As anyone who’s spent time in the Pura office knows, delicious food and drink are never far from our lips, and when we’re not consuming it, we’re often talking about it. Aside from our love of the activities, the people, and the great scenery of Spain and Latin America, we all share a passion (obsession?) with the gastronomy.
This week a number of food-related items caught my eye, mainly centred on Peru (which, of course, has the finest cuisine of any of our destinations). First up was a slightly dry piece on the BBC revealing that research has shown that maize was crucial in the development of Andean society and civilisation from around 5,000 years ago. Think about that next time you’re scoffing that ridiculous size tub of popcorn at your local cinema.
Another one, which perhaps it would be wisest not to think about too closely during consumption, was found in this lovely piece about Peru’s finest coffee. Scroll down to the part about the Uchuñari coffee. I’d heard about this sort of thing going on with civet cats in Indonesia, so I was delighted to hear that Peru is getting in on the act, with some of my favourite animals, ‘tejones’ (aka “coatis”, basically a South American raccoon).
Finally this story, which I must admit raised a chuckle, about copycat restaurants. Now, we’re all very familiar with dodgy-imitation football shirts, and I well remember the pride with which my guide in Beijing showed me his ‘iPhone’ (‘looks like an iPhone, works like an iPhone, is a fake iPhone!!’).
In Peru, whose gastronomy is gaining increasing global recognition, imitating the genuine article has taken on a whole new direction, as a glut of restaurants have opened ripping off the name and design of some of Peru’s flagship eateries. I suppose I shouldn’t really laugh, as the people and places being imitated are doing great things within Peru and elsewhere. Still, you have to admire the originality of the imitators…

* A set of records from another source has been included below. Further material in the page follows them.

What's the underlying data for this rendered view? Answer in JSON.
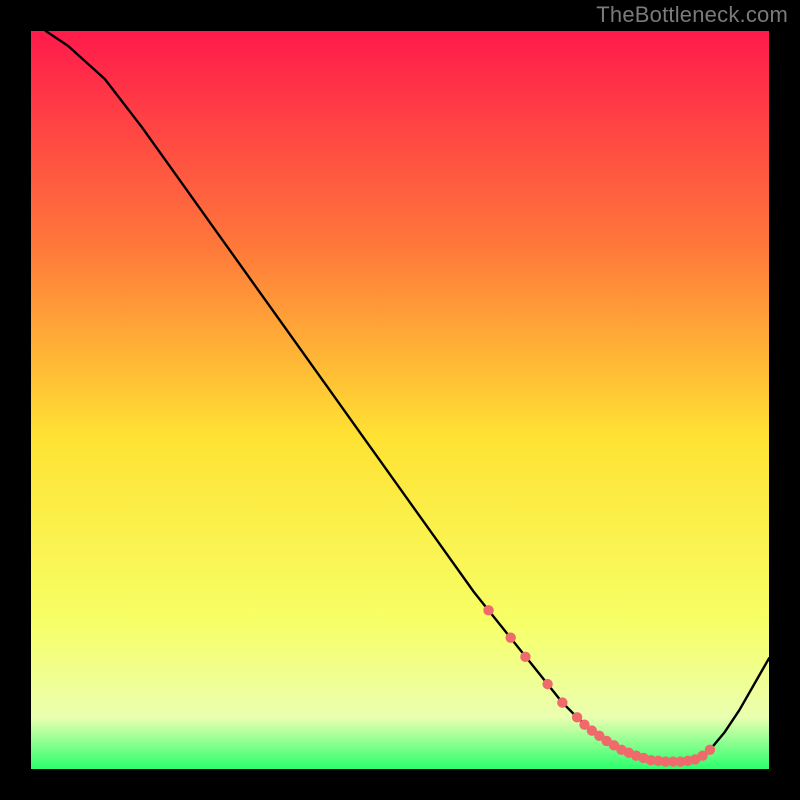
{
  "watermark": "TheBottleneck.com",
  "chart_data": {
    "type": "line",
    "title": "",
    "xlabel": "",
    "ylabel": "",
    "xlim": [
      0,
      100
    ],
    "ylim": [
      0,
      100
    ],
    "grid": false,
    "legend": false,
    "background_gradient": {
      "top": "#ff1a4b",
      "mid_upper": "#ff7b3a",
      "mid": "#ffe233",
      "mid_lower": "#f7ff66",
      "bottom": "#2bff6e"
    },
    "series": [
      {
        "name": "curve",
        "type": "line",
        "color": "#000000",
        "x": [
          2,
          5,
          10,
          15,
          20,
          25,
          30,
          35,
          40,
          45,
          50,
          55,
          60,
          62,
          64,
          66,
          68,
          70,
          72,
          74,
          76,
          78,
          80,
          82,
          84,
          86,
          88,
          90,
          92,
          94,
          96,
          98,
          100
        ],
        "y": [
          100,
          98,
          93.5,
          87,
          80,
          73,
          66,
          59,
          52,
          45,
          38,
          31,
          24,
          21.5,
          19,
          16.5,
          14,
          11.5,
          9,
          7,
          5.2,
          3.8,
          2.6,
          1.8,
          1.2,
          1.0,
          1.0,
          1.3,
          2.6,
          5.0,
          8.0,
          11.5,
          15
        ]
      },
      {
        "name": "marker-dots",
        "type": "scatter",
        "color": "#ef6a6a",
        "x": [
          62,
          65,
          67,
          70,
          72,
          74,
          75,
          76,
          77,
          78,
          79,
          80,
          81,
          82,
          83,
          84,
          85,
          86,
          87,
          88,
          89,
          90,
          91,
          92
        ],
        "y": [
          21.5,
          17.8,
          15.2,
          11.5,
          9.0,
          7.0,
          6.0,
          5.2,
          4.5,
          3.8,
          3.2,
          2.6,
          2.2,
          1.8,
          1.5,
          1.2,
          1.1,
          1.0,
          1.0,
          1.0,
          1.1,
          1.3,
          1.8,
          2.6
        ]
      }
    ]
  }
}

If you’d like to check out the flavours of Peru, do take a look at our holiday pages.